Ultra Intelligence & Communications

Learning to Protect the Networks That Protect Us

August 29th, 2014 / By

The growing number of attacks on networks has become one of the most serious economic and national security threats to our nation. It is imperative that these threats be thought of daily as a legitimate cause for concern. To keep networks secure, and to lock down the critical cyber space we all share, network owners and public officials must work to empower the general public to create a safe, secure, and resilient cyber environment.

However, in discussions with some decision makers in critical industries such as nuclear power and utilities, I question whether they share this point of view, or are even aware of these vulnerabilities. If they are aware, then why is comprehensive cybersecurity not higher on their priority list? A full 67 percent of respondents in a July 2014 UNISYS / Ponemon survey said their companies experienced at least one security compromise in the previous 12 months that caused a loss of confidential information or a disruption to operations. Moreover, 57 percent agreed that cyber threats pose a risk to SCADA and industrial control systems.

Despite numbers like these, it seems not much is being done. Our experience, supported by the Ponemon findings, tells us that more effort is going into situational and after-the-fact remedies, once the damage has been done, rather than into proactive and preemptive solutions to prevent cyber attacks. According to Ponemon, only 17 percent of companies researched reported that most of their IT security programs are deployed. Half of the respondents said their IT security activities had not been defined or deployed. Ponemon findings suggested a possible reason that aligns with what we see all the time: Only 28 percent of respondents agreed that security is among the top five strategic priorities across the enterprise.

During a recent visit to survey the operations of a manufacturing plant, I noticed a computer running Windows XP executing a critical operation. I asked the foreman if this PC was connected to a network. He told me that all the computers in the facility were networked. I asked him if he was concerned about a cyber-attack and he told me that he was “covered.” IT has virus protection in place and they have a firewall. “Nothing to worry about.” When I explained to him that some attackers could thwart those defenses and potentially take control of his XP machine, he was surprised and said, “That would be a big problem.” Still, he was following “corporate procedures.”

There is reason for optimism. Many of us at 3eTI try to follow student and nonprofit trends in hacking research and studies. I recently came across Build IT Break IT Fix IT: Build IT (Online, August 28, and in September). The Build it Break it Fix it contest, according to its website, is a new programming contest held by the Maryland Cybersecurity Center, Cyberpoint, and Trail of Bits. The Build it Break it Fix it security challenge is intended to teach students to write more secure programs, and reward them for doing so.

My hat is off to these future leaders. They hopefully will go into the world with a greater appreciation for the importance of cyber-hardening, and multiple layers of defense that include device-level protection.

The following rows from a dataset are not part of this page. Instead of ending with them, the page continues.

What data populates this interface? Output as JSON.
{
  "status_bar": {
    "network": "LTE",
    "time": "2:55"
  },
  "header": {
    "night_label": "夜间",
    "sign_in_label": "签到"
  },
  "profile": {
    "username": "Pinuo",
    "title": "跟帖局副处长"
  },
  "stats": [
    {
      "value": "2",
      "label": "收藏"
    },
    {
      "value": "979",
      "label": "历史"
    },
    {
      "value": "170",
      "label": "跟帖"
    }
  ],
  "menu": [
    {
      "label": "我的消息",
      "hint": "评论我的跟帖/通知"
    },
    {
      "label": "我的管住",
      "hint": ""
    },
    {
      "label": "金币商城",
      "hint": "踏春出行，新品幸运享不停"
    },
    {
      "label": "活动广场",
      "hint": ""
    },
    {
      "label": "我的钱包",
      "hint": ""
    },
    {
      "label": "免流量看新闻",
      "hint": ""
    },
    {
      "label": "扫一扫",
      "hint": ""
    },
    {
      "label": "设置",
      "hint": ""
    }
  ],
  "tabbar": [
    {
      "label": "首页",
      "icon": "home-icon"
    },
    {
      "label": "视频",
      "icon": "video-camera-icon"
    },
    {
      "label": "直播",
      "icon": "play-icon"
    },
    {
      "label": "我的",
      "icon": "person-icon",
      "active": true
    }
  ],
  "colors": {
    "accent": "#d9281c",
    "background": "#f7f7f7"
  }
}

They won’t have to be convinced that implementing good M2M cybersecurity is worth a close look and a little more ink on the annual budget.

My colleagues and I are becoming deeply concerned about how to selectively protect critical databases and endpoint terminals from advanced persistent threats. Our concern is that more decision makers in critical infrastructure industries don’t universally or uniformly seem to share our concern. We’re very glad tomorrow’s graduates seem to be paying attention.